Perhaps appropriately, having invoked a plague of rats, the biggest challenges were presented by some pretty Biblical weather on Samphire Hoe itself, a nature reserve created from almost five million cubic metres of chalk marl excavated during the tunnel’s construction.
“Samphire Hoe is quite exposed to the elements,” Wilson explains, “so prior to filming a big sequence there, the production team looked at the weather for the last eight years and identified the week that has always had kind weather. Inevitably, it was awful! They closed the road from Dover and some people couldn’t even get to the location. We lost a day but it all came together in the end.”
Many of the off-camera team members from previous seasons have returned, among them director Gilles Bannier, a veteran of French crime thriller Spiral, who filmed the second half of the season; the first three episodes were helmed by Taboo and Jordskott director Anders Engstrom. The show gave Bannier the platform to realise his ambition of working in British television – he has since directed both Tin Star and In the Dark – and it remains a unique proposition on his CV.
“My trademark style is based on documentaries, where I began my career – I used to be very handheld. I wanted to keep [The Tunnel] simple, to look after the beauty and cinematic side of it and to make sure the police work felt real, but also to hold the characters at the centre and foster the dark, baroque feeling that is part of The Tunnel. It’s totally different to all the crime shows I’ve done. In France, the idea of the auteur is still very strong, while on UK television the writer is the most important. For The Tunnel, it was a true collaboration between the writers, directors, producers and execs, which I loved.”

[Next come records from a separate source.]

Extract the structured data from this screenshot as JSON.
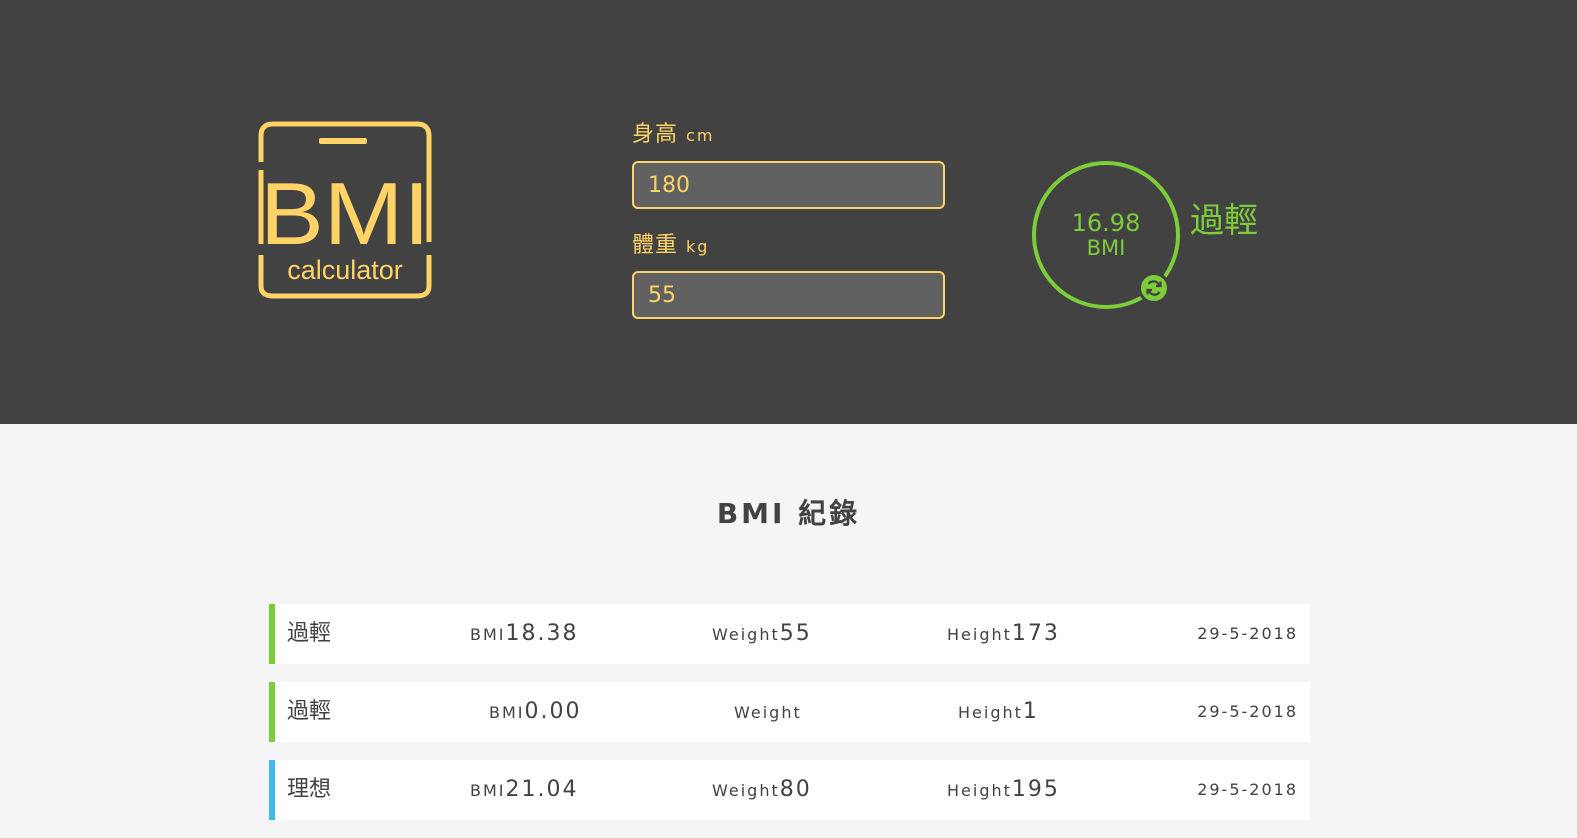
{
  "logo": {
    "text": "BMI",
    "subtitle": "calculator",
    "color": "#ffd366"
  },
  "form": {
    "height": {
      "label": "身高",
      "unit": "cm",
      "value": "180"
    },
    "weight": {
      "label": "體重",
      "unit": "kg",
      "value": "55"
    }
  },
  "result": {
    "value": "16.98",
    "unit": "BMI",
    "label": "過輕",
    "color": "#7ccd3a",
    "reset_icon": "refresh-icon"
  },
  "records_title": "BMI 紀錄",
  "colors": {
    "header": "#424242",
    "accent": "#ffd366",
    "underweight": "#7ccd3a",
    "ideal": "#41b9ee"
  },
  "records": [
    {
      "status": "過輕",
      "bmi_key": "BMI",
      "bmi": "18.38",
      "weight_key": "Weight",
      "weight": "55",
      "height_key": "Height",
      "height": "173",
      "date": "29-5-2018",
      "color": "#7ccd3a"
    },
    {
      "status": "過輕",
      "bmi_key": "BMI",
      "bmi": "0.00",
      "weight_key": "Weight",
      "weight": "",
      "height_key": "Height",
      "height": "1",
      "date": "29-5-2018",
      "color": "#7ccd3a"
    },
    {
      "status": "理想",
      "bmi_key": "BMI",
      "bmi": "21.04",
      "weight_key": "Weight",
      "weight": "80",
      "height_key": "Height",
      "height": "195",
      "date": "29-5-2018",
      "color": "#41b9ee"
    }
  ]
}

In the absence of Canal+, Bannier and French adapter Eric Forestier (who also directed Poésy in 2008 feature La Troisième Partie du Monde) helped ensure the accuracy of the French aspects. “We would ask whether we’ve done the equivalent of getting a 19-year-old into Wetherspoons and asking for a cherry brandy,” laughs Welch. “They told us what smelled French, even down to the names of characters.”
This final season, produced by Kudos and distributed by Endemol Shine International, will be leaner than ever, running for just six episodes – a decision, the team insists, that was driven by creative rather than financial reasons. “With six episodes, there’s something exciting about being so near the end, even at the start,” says Welch. “It’s nice to have a new format, because there’s no point in repeating ourselves, and there’s something very satisfying about having a trilogy.”

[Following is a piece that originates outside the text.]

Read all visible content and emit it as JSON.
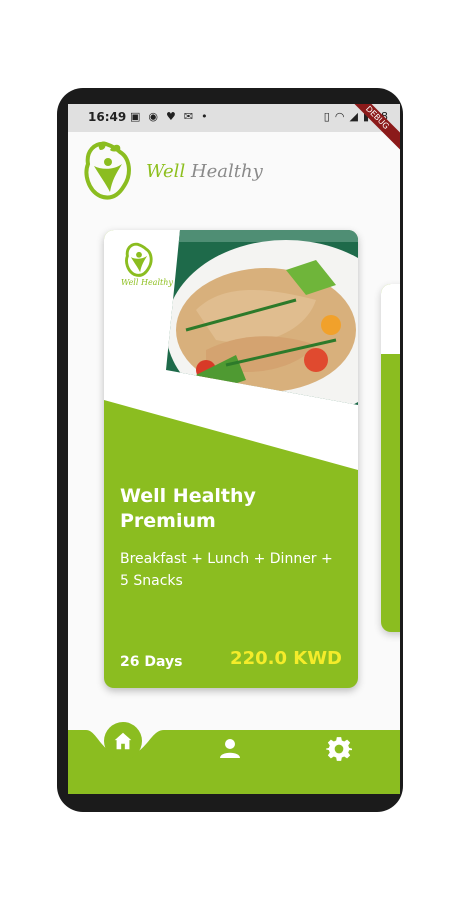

And a trilogy it will remain, Levin confirms. “Knowing we won’t see Stephen and Clémence on screen together again makes me sad, but we do them justice. We started The Tunnel with a man losing his son. Emilia loves writing about parents, children, love and loss, so there was a real circularity to the series. Going out on a high is the way to go.”
For Wilson, the series’ legacy is significant. “I started at the BBC and every story we developed had to be completely British. The idea of subtitles on BBC1 was anathema, and the world has evolved so much since then – in terms of stories we can tell, there are no holds barred.”